10 Key Fed Takeaways from the Monetary Policy Conference

Blogging a whole conference can be an exhausting affair.  Two things I did not expect — sitting in on the press conference with Lacker and Bullard, and blogging the Lunch speaker from the BIS [Bank of International Settlements].

There were a lot of themes that went around.  I’ll try to highlight a few of them, and add my own thoughts.

What is the proper mandate for the Central Bank?

The representatives from the Fed generally thought the dual mandate worked well.  Most of the critics favored a single mandate of preserving purchasing power of currency, and no mandate of full employment.  The reasoning varied there, but as Plosser commented, a dual mandate is what gives the Fed wiggle room to not be rules based, but discretionary.  Others commented that the ability of the Fed to affect labor issues is poor.

Plosser also told us to consider the actual text of the dual mandate:

“The Board of Governors of the Federal Reserve System and the Federal Open Market Committee shall maintain long run growth of the monetary and credit aggregates commensurate with the economy’s long run potential to increase production, so as to promote effectively the goals of maximum employment, stable prices and moderate long-term interest rates.”

He said it was interesting how it focused on monetary and credit aggregates as the tools to affect employment, prices, and long interest rates.  I had to admit when I heard that, that the dual mandate is better and worse than I thought.  Better because it focuses on money and credit as a unit.  Worse, because it gives the Fed three disparate targets, and the Fed is bad enough in trying to hit stable prices.  It doesn’t need distractions.

Beyond that, most agreed that adding even more targets for monetary policy was a really bad idea — effects on foreign countries, level of the currency, etc.

That said, Borio of the BIS suggested that monetary policy might be better off with a single mandate focusing on growth of liabilities to avoid financial crises, because financial crises cut economic growth severely.  This is closer to the way that I think.  The Fed should adopt a goal of modesty, and merely try to avoid messing things up, as they did with the flood of liquidity prior to the Great Depression, and in 2003-7.

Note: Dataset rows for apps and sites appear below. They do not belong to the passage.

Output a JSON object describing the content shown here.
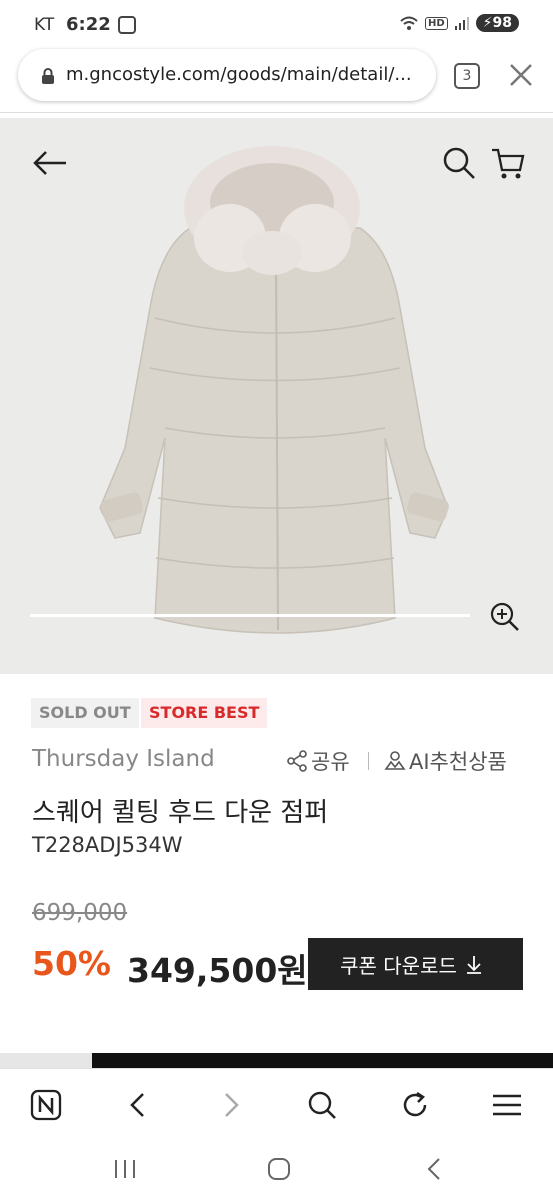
{
  "status_bar": {
    "carrier": "KT",
    "time": "6:22",
    "hd": "HD",
    "battery": "98"
  },
  "browser": {
    "url": "m.gncostyle.com/goods/main/detail/...",
    "tab_count": "3"
  },
  "product": {
    "badges": {
      "sold_out": "SOLD OUT",
      "store_best": "STORE BEST"
    },
    "brand": "Thursday Island",
    "share_label": "공유",
    "ai_recommend_label": "AI추천상품",
    "title": "스퀘어 퀼팅 후드 다운 점퍼",
    "code": "T228ADJ534W",
    "original_price": "699,000",
    "discount": "50%",
    "sale_price": "349,500원",
    "coupon_button": "쿠폰 다운로드"
  },
  "icons": {
    "back": "back-arrow-icon",
    "search": "search-icon",
    "cart": "cart-icon",
    "zoom": "zoom-in-icon",
    "share": "share-icon",
    "ai": "ai-recommend-icon",
    "download": "download-icon"
  },
  "colors": {
    "discount": "#e8561c",
    "best_badge": "#d72b2b",
    "coupon_bg": "#222222"
  }
}
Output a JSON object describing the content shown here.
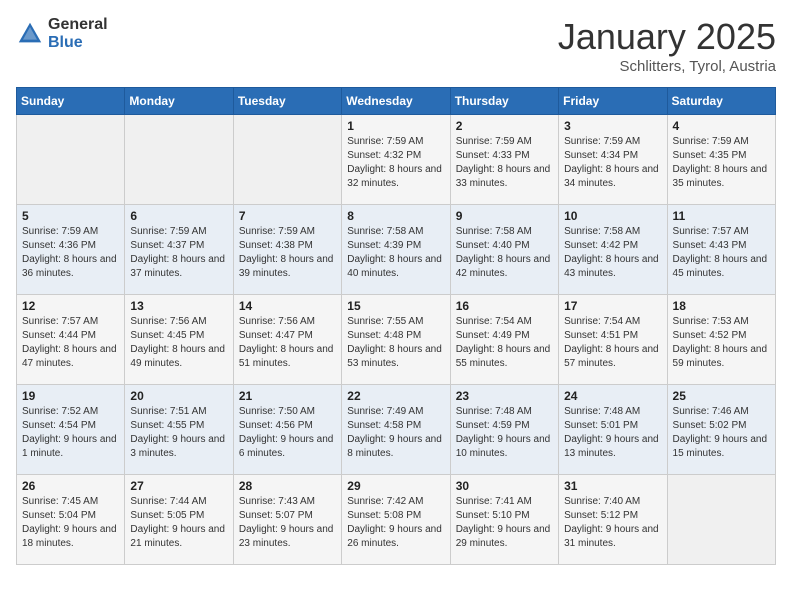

Aiming for a moderate growth in total liabilities would probably be a better version of Friedman’s idea of a constant growth in M2.

Rules vs Discretion

This one was more agreed.  Most favored a more rules-based monetary policy.  As noted above, the main argument was over what the rule should be.

Central Bank Independence